"My integrity is infinitely more important to me than a big win, which is why I have brought these proceedings to demonstrate that I have been unjustly treated."
According to Ivey, professional gamblers always seek for legitimate ways to process all the information available to all players in order to reduce the house edge. Even if this sometimes results in disastrous losses.
"I use a variety of strategies whilst playing in casinos," he told the judge. "I would not be doing my job very well if I did not seek to use to my benefit weaknesses that I identify in the way that casinos set up or offer particular casino games."
However, "no system is fail-safe," Ivey continued. "Each time I play I risk failing to execute the strategy properly. Some of these are very complex or difficult to execute - which usually results in me losing a lot of money."
The case, which is expected to come to an end by next week, is not the only one which involves Ivey and a casino in a legal battle over contested winnings and the legitimacy of the edge-sorting strategy.
Ivey is currently engaged in another legal action in the United States, where he has been sued by the Borgata Casino for $9.6 million.
According to the Borgata, Ivey and his partner Cheng Yin Sun managed to put together massive winnings by cheating at the baccarat tables.
Ivey, on the other hand, has always considered his winnings perfectly legitimate and claimed that the edge sorting technique cannot be counted as cheating.
Ivey to explain edge sorting on 60 Minutes
In the attempt to defend his international reputation also outside of London's High Court, Iveyis set to join James Brown's 60 Minutes Sports on Tuesday, Oct. 7.
In the interview, Ivey will discuss the lawsuits and defend his innocence in the cheating claims.
"Casinos don't like card counters, shuffle trackers, bias wheel players or any skilled or advantage players, though none of these advantage-play strategies are considered illegal," Ivey explained.
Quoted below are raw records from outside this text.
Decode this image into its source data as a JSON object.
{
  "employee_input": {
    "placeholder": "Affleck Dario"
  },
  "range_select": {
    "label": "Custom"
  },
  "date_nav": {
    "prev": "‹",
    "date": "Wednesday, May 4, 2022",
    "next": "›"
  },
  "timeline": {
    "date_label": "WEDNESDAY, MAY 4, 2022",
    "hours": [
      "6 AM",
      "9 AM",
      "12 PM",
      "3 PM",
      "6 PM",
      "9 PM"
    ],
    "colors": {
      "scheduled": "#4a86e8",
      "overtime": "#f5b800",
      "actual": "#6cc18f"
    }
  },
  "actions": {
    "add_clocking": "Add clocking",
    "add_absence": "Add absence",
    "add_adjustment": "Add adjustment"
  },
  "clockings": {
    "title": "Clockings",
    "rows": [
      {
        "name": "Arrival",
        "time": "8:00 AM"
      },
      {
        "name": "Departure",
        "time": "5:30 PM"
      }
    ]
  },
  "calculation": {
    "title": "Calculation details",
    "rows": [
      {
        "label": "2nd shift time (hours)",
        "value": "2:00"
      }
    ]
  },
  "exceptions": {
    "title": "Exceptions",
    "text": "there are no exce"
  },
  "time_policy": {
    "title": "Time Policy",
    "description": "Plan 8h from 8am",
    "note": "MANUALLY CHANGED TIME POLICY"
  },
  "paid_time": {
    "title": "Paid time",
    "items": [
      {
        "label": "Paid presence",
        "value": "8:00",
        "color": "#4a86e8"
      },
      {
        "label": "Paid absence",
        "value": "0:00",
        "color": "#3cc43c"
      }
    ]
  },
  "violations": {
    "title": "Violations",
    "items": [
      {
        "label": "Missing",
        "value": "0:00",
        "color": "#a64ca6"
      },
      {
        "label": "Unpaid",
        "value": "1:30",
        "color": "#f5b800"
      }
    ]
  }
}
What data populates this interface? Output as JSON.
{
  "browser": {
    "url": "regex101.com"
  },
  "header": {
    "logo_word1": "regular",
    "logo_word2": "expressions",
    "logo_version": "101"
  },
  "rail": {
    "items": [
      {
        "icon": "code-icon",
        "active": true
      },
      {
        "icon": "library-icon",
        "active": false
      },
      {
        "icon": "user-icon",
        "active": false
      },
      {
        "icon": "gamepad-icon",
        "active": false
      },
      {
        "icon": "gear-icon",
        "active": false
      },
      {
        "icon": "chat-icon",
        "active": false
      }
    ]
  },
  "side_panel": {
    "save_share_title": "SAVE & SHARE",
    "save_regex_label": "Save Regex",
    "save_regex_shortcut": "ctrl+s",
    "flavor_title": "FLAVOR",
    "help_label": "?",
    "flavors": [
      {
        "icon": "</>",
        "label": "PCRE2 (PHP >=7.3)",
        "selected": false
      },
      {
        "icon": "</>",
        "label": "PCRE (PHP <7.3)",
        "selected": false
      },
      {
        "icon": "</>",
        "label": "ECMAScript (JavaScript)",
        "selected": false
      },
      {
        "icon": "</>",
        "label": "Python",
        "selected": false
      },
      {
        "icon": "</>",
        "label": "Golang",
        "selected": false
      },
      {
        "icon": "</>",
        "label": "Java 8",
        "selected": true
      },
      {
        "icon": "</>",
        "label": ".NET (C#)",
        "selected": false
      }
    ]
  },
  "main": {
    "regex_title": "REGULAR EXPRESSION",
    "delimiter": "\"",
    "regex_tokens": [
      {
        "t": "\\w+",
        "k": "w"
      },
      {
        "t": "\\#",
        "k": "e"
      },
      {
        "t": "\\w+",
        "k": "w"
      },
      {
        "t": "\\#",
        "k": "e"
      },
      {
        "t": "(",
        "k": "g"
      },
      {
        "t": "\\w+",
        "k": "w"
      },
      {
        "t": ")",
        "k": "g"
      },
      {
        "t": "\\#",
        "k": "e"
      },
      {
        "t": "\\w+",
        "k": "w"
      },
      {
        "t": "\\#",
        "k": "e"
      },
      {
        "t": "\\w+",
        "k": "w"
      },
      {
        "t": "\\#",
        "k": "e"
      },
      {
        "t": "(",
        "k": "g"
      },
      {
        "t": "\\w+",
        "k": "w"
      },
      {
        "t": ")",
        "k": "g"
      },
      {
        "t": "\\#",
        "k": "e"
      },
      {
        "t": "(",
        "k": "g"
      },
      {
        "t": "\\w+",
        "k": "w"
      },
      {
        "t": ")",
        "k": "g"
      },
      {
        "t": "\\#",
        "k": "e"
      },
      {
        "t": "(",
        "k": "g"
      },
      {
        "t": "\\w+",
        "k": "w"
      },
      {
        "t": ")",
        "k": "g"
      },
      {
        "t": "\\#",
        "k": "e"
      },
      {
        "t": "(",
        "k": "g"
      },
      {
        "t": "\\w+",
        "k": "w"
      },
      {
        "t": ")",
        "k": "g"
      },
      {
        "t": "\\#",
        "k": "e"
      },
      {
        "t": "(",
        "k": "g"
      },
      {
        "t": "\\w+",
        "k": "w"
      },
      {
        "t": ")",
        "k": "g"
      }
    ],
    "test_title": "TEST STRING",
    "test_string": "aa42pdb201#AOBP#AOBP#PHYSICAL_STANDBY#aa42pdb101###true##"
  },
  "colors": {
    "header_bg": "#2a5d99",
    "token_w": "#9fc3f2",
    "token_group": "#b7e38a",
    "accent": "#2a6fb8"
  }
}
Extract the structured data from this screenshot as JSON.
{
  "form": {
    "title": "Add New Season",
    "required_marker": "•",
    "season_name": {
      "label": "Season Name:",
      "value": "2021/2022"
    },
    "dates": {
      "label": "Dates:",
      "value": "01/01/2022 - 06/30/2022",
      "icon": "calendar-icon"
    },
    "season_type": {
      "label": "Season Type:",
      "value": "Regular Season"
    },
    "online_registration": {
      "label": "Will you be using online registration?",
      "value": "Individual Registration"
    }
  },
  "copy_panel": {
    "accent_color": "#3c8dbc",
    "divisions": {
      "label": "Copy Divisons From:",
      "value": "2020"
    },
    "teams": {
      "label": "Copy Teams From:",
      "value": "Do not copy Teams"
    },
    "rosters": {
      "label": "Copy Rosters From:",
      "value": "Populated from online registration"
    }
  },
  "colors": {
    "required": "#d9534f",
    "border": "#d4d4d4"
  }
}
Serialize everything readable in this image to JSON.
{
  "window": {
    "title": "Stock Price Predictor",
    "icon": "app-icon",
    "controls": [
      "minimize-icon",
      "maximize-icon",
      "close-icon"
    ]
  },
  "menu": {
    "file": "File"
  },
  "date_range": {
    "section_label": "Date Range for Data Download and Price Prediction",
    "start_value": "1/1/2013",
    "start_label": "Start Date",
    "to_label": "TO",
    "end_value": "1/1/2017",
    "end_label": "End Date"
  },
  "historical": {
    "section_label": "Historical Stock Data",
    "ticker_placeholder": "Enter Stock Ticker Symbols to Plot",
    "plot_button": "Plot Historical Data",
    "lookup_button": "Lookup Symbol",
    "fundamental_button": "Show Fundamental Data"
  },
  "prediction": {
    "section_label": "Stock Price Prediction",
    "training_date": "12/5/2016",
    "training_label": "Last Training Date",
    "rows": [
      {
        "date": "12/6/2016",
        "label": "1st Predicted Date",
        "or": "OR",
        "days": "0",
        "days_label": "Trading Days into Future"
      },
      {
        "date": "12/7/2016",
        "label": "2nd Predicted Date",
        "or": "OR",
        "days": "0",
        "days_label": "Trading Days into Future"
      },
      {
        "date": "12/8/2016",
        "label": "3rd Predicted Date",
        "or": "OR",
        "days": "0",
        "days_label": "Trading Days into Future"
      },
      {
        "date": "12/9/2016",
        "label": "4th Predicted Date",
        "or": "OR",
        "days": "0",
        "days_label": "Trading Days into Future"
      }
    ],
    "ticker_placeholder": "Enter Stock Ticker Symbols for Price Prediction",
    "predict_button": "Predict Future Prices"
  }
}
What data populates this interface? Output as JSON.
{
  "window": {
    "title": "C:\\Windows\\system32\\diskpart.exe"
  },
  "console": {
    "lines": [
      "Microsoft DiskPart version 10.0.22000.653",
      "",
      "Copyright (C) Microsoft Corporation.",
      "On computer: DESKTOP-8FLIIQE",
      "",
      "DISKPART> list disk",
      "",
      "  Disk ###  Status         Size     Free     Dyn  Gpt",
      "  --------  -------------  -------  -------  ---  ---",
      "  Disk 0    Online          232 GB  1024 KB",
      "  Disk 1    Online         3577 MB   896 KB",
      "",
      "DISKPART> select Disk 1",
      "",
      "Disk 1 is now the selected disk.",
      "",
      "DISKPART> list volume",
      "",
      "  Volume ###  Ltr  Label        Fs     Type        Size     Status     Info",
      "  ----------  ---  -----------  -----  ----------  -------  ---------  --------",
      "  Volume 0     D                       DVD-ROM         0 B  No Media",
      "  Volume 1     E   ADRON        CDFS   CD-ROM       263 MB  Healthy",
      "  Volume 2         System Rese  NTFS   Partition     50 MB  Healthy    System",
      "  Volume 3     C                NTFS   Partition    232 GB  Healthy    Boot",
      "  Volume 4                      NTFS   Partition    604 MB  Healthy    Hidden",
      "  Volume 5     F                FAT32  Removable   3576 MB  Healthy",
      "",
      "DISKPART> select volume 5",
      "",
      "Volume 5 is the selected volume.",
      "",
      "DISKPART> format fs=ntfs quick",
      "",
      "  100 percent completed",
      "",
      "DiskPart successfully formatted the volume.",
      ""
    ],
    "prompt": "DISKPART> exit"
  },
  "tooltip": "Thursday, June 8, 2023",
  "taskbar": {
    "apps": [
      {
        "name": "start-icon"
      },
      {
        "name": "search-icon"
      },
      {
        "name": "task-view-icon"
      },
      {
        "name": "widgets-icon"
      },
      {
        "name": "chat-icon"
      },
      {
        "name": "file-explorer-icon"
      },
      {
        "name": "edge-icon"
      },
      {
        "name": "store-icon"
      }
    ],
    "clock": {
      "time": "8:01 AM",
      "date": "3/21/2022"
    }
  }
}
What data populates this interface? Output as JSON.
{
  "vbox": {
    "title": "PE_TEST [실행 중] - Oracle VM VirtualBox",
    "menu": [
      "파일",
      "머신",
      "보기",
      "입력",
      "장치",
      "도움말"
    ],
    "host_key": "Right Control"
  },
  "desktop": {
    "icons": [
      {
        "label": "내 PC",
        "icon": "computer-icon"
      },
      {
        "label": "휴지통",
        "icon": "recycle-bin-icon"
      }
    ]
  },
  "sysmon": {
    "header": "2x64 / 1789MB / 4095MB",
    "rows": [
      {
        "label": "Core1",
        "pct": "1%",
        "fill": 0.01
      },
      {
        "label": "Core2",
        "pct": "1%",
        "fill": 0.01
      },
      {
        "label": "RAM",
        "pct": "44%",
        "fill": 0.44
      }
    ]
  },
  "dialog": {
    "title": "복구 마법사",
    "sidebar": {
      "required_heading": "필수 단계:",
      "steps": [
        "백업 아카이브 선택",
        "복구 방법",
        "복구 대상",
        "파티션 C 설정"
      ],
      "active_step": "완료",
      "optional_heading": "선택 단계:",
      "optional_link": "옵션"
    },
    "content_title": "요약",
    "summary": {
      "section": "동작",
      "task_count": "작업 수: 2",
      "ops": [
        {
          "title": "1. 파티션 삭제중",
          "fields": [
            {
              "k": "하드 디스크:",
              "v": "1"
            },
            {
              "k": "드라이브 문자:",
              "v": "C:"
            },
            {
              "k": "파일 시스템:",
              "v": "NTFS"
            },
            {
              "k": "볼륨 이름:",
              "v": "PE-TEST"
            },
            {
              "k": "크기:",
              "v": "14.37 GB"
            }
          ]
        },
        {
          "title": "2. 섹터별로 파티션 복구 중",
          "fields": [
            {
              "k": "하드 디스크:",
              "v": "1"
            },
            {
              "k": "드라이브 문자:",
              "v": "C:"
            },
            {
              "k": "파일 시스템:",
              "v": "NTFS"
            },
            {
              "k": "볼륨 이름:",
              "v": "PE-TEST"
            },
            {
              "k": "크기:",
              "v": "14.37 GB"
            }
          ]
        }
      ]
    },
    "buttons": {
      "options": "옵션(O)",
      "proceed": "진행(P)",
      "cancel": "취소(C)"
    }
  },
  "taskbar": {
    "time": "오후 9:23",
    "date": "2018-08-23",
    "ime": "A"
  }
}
60 Minutes Sports airs on Showtime, in the USA, at 10 p.m. every Tuesday.